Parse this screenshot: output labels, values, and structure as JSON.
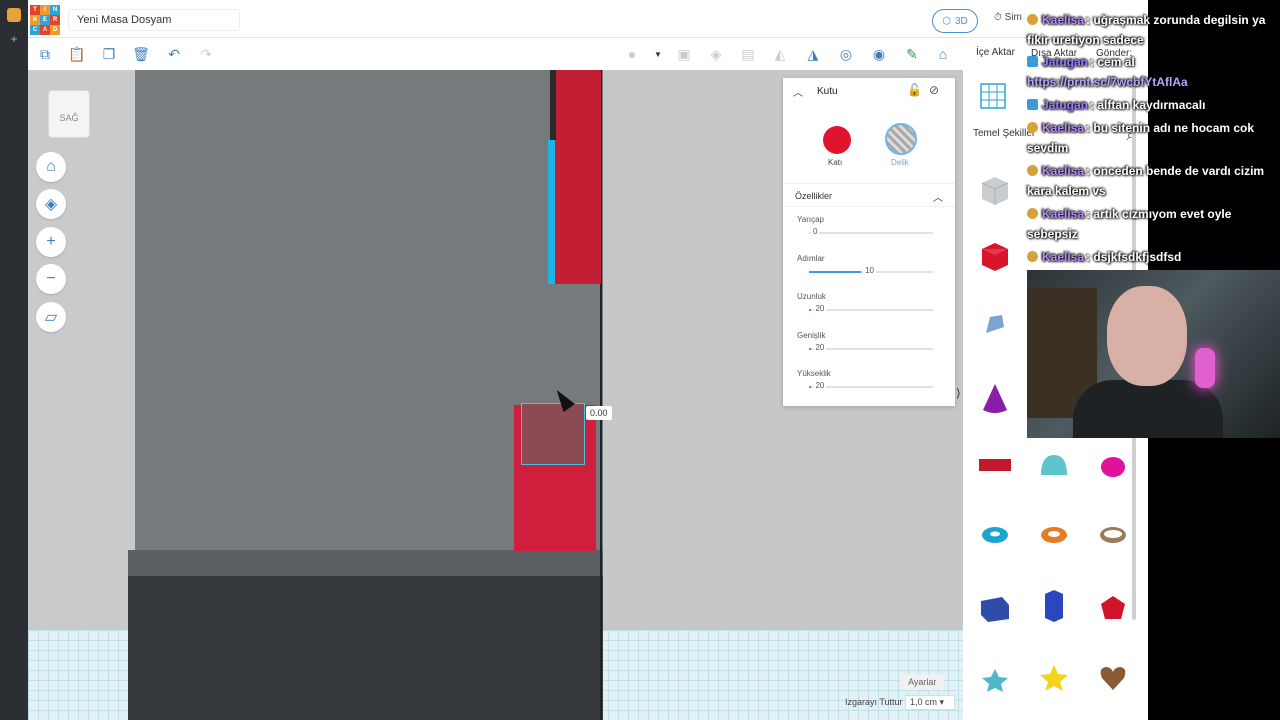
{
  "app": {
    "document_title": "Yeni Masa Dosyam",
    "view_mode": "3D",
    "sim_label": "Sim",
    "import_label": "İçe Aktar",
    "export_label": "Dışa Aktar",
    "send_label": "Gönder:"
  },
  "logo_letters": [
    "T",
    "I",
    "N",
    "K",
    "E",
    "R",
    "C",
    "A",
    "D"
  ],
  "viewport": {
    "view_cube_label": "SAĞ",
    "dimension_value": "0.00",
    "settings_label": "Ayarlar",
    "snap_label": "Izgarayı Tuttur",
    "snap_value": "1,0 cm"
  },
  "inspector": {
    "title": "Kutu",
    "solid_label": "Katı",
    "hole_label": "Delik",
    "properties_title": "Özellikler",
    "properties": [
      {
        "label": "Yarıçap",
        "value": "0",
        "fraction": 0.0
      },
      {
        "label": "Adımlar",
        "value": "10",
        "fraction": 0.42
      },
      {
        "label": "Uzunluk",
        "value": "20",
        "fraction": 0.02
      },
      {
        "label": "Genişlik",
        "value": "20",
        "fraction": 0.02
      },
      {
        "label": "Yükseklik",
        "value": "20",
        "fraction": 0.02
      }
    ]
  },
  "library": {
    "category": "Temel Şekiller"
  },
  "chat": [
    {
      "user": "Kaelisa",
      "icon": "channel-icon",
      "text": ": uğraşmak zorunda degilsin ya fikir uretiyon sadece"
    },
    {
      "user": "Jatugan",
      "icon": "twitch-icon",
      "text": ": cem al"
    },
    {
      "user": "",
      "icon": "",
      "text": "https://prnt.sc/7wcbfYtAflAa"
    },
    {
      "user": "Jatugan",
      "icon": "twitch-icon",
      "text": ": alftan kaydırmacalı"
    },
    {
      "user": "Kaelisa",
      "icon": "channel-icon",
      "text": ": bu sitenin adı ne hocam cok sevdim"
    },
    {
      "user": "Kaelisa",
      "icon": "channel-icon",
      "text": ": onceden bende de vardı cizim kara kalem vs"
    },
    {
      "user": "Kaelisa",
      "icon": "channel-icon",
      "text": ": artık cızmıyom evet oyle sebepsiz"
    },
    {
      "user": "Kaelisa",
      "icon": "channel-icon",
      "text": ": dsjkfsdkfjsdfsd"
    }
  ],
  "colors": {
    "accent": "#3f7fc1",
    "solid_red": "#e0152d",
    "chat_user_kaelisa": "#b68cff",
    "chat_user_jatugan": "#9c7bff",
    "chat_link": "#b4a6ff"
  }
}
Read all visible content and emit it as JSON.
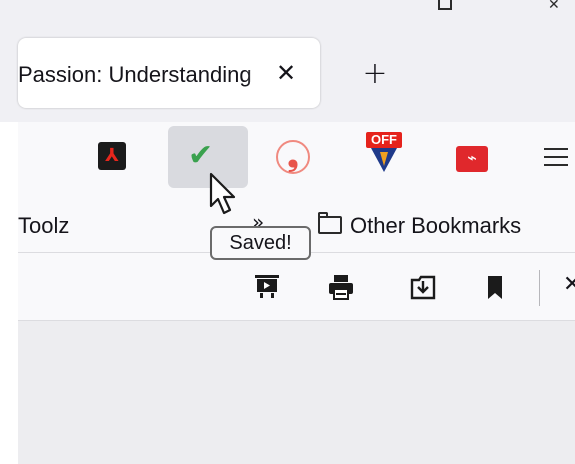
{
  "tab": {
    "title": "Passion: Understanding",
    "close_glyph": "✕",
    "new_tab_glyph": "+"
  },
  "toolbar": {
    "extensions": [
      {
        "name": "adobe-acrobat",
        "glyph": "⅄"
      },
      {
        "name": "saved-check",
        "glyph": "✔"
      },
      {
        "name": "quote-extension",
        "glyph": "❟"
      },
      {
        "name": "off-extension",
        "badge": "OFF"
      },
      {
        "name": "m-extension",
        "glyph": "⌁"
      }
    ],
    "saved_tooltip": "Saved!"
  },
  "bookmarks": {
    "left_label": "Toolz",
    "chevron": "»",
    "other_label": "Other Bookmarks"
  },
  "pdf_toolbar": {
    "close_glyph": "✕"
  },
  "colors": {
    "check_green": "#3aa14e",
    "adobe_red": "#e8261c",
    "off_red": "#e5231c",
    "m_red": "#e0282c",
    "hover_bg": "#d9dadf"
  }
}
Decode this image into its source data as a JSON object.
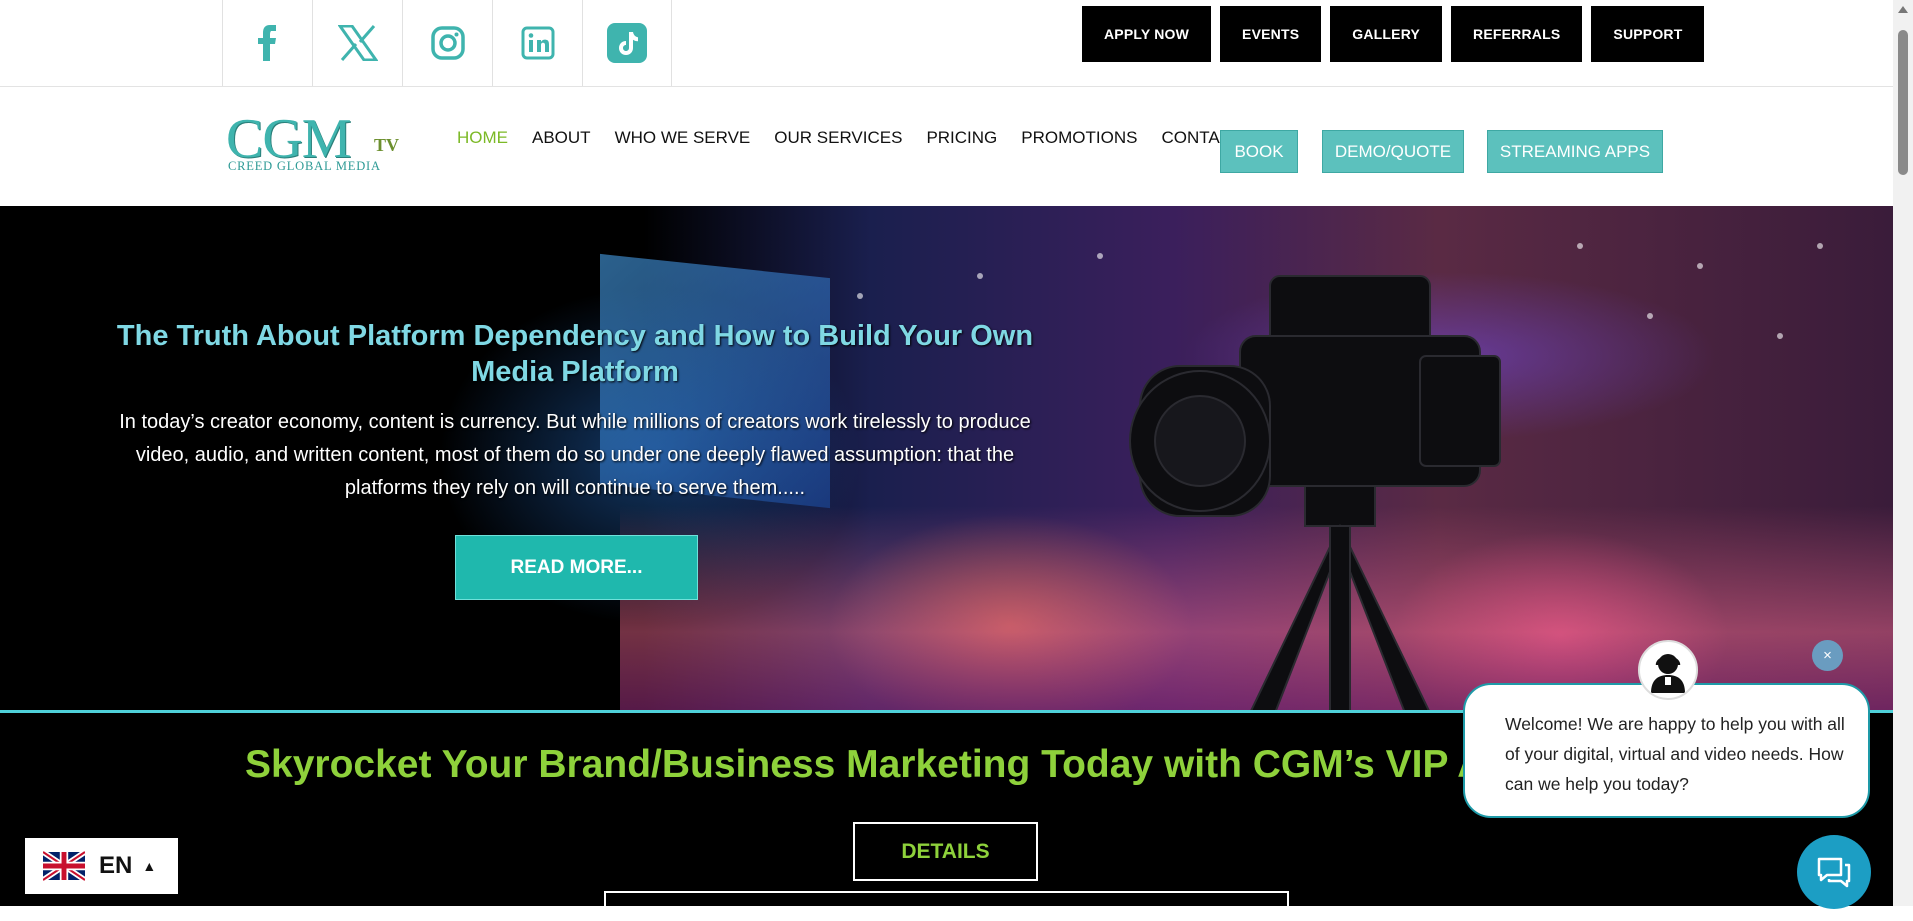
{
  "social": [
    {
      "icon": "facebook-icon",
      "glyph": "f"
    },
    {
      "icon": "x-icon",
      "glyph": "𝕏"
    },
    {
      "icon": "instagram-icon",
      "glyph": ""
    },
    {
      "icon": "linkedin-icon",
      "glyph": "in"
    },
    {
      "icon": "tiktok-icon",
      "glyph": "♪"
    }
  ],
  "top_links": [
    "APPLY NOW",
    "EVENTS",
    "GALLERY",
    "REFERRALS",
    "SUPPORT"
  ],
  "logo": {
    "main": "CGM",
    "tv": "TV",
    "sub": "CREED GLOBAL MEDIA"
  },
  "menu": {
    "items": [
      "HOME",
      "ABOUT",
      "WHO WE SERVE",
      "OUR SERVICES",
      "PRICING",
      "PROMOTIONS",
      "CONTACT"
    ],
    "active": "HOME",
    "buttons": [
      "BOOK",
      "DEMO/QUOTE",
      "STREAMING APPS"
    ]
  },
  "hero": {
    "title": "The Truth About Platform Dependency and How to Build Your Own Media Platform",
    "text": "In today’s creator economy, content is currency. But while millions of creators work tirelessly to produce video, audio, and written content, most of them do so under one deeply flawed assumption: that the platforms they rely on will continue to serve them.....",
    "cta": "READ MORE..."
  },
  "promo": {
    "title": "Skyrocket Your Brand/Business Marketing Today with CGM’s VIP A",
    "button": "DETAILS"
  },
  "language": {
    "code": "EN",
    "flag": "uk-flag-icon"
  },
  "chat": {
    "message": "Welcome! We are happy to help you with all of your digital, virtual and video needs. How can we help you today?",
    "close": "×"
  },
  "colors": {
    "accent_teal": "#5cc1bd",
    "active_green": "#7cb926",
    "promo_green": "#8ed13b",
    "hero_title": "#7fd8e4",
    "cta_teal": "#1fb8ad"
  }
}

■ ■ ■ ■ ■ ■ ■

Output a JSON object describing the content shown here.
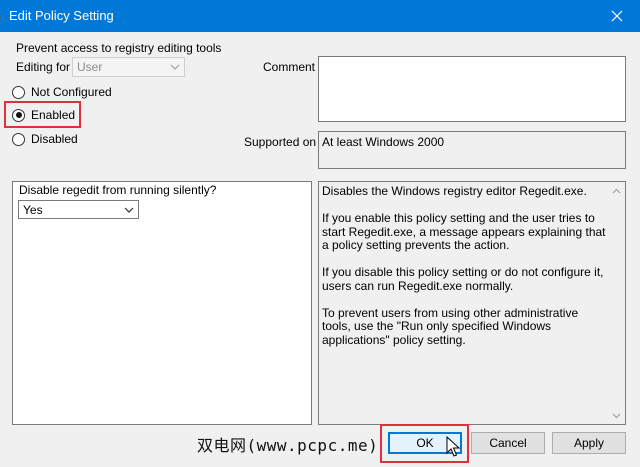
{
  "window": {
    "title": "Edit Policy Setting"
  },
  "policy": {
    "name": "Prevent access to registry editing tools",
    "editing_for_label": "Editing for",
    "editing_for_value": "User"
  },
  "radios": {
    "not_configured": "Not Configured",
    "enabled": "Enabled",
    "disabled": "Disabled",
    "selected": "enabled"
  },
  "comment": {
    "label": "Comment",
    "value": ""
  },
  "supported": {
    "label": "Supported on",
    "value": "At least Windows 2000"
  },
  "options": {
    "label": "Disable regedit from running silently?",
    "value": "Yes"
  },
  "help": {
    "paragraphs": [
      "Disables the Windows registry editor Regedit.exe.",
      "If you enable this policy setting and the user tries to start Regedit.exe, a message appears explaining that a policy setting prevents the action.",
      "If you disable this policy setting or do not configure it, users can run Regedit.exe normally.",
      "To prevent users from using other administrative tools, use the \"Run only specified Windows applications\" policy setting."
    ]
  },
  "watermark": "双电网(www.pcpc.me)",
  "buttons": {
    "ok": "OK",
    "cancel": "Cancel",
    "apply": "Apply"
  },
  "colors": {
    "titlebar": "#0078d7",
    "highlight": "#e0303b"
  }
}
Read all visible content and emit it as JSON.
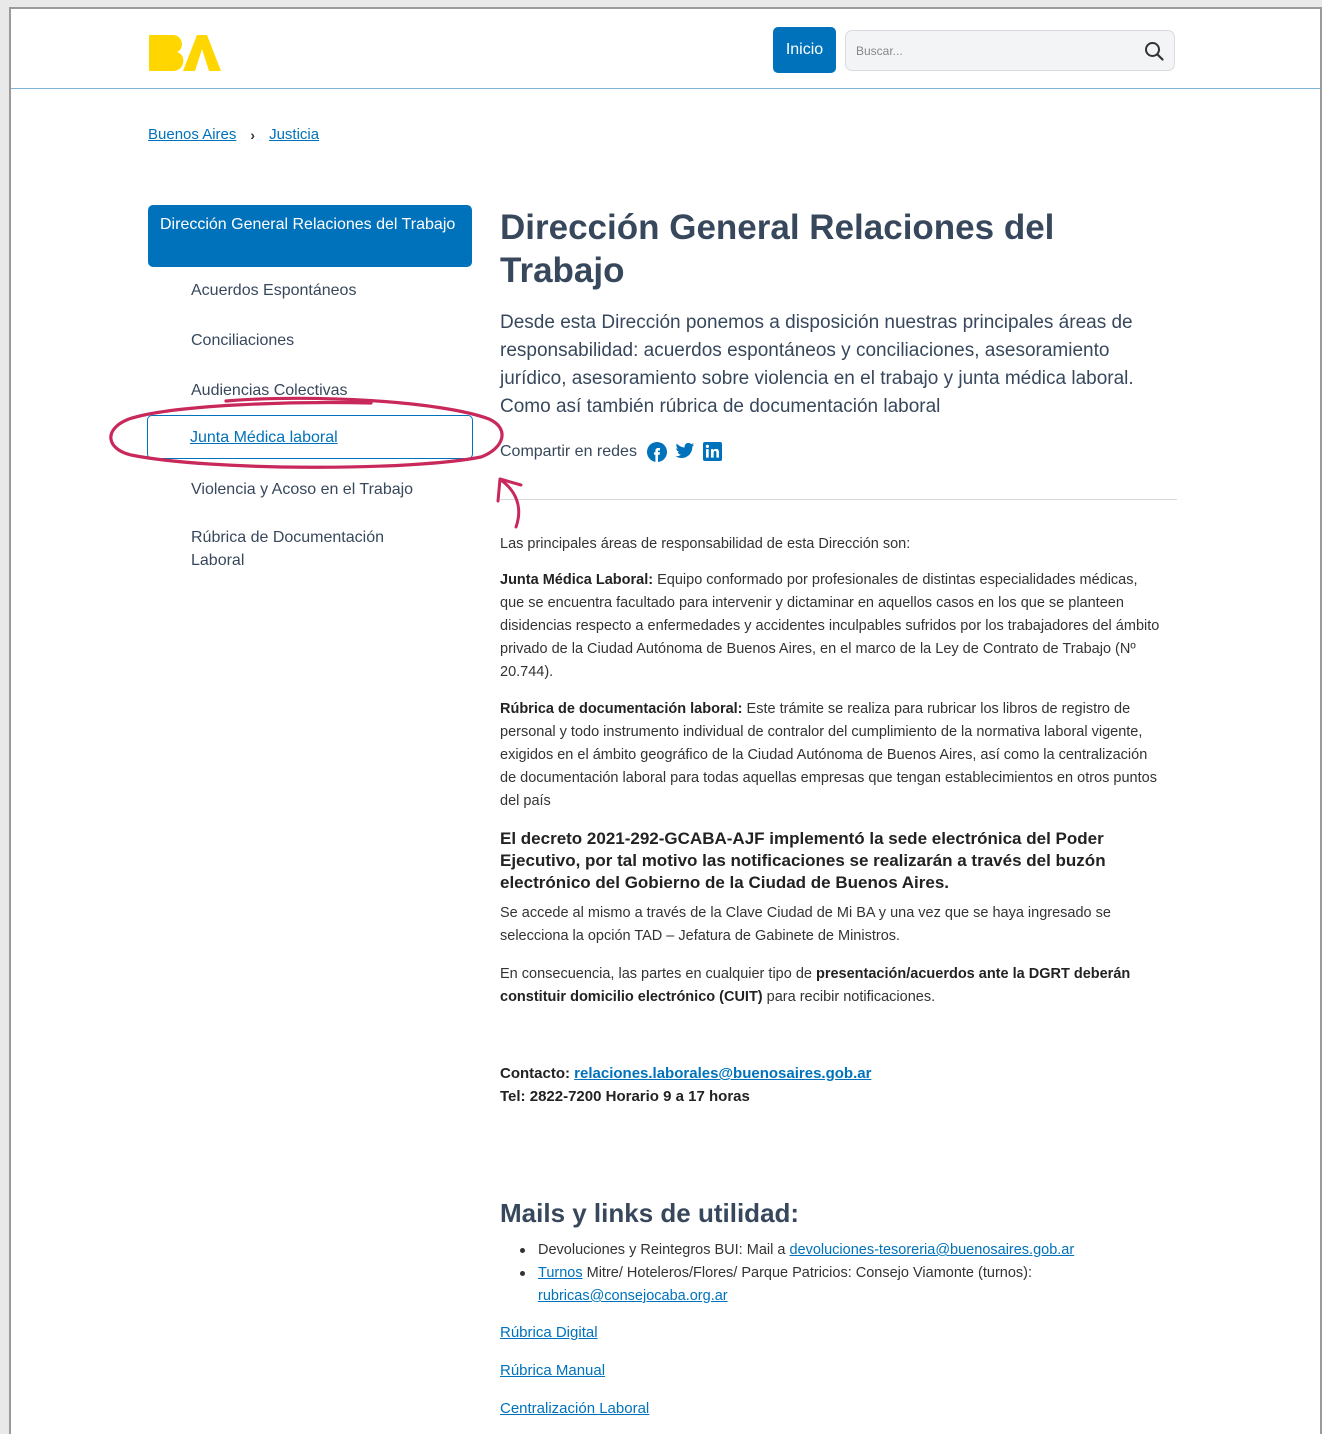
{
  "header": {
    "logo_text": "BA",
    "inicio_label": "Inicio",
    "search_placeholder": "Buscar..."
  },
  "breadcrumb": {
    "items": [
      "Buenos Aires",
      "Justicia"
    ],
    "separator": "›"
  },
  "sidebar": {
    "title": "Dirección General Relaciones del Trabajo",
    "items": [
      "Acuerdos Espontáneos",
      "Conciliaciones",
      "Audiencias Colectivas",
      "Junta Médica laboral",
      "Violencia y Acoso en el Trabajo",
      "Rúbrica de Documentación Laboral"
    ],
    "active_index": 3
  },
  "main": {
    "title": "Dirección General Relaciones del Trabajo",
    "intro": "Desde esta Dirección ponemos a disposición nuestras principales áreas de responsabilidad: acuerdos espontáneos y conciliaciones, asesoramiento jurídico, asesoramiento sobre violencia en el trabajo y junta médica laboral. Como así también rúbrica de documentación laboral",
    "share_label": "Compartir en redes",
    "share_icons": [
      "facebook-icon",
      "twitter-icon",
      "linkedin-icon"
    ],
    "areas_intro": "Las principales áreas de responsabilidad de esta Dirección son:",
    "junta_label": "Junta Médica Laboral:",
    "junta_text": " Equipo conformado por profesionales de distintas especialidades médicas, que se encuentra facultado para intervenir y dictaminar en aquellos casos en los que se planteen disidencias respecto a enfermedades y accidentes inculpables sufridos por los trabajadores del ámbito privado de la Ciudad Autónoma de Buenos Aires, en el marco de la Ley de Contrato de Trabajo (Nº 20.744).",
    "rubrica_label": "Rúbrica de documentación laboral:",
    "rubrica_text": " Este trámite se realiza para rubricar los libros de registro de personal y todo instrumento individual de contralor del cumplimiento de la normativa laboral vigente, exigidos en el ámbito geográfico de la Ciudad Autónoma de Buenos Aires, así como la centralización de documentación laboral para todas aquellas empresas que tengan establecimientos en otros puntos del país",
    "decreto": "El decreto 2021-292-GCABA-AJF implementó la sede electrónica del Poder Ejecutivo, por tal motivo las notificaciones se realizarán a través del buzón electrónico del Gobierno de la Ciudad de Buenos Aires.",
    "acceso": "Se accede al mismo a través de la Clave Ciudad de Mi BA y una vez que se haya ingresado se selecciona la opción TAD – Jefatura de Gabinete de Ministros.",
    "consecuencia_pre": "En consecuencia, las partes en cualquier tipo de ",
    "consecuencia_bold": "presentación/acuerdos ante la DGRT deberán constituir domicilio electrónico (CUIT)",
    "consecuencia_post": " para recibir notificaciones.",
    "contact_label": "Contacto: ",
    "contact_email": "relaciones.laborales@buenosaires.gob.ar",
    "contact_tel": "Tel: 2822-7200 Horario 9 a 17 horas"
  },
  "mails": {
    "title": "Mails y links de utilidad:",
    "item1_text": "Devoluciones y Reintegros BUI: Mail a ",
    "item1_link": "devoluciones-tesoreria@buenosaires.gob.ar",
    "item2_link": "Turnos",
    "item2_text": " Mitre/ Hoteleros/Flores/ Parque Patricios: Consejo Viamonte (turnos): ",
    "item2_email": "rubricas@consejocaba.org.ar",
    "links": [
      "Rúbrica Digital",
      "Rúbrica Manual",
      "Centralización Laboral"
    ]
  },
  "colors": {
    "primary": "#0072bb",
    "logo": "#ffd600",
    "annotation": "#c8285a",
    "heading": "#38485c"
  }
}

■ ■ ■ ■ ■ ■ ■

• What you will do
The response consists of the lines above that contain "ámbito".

• Written reply
    "junta_text": " Equipo conformado por profesionales de distintas especialidades médicas, que se encuentra facultado para intervenir y dictaminar en aquellos casos en los que se planteen disidencias respecto a enfermedades y accidentes inculpables sufridos por los trabajadores del ámbito privado de la Ciudad Autónoma de Buenos Aires, en el marco de la Ley de Contrato de Trabajo (Nº 20.744).",
    "rubrica_text": " Este trámite se realiza para rubricar los libros de registro de personal y todo instrumento individual de contralor del cumplimiento de la normativa laboral vigente, exigidos en el ámbito geográfico de la Ciudad Autónoma de Buenos Aires, así como la centralización de documentación laboral para todas aquellas empresas que tengan establecimientos en otros puntos del país",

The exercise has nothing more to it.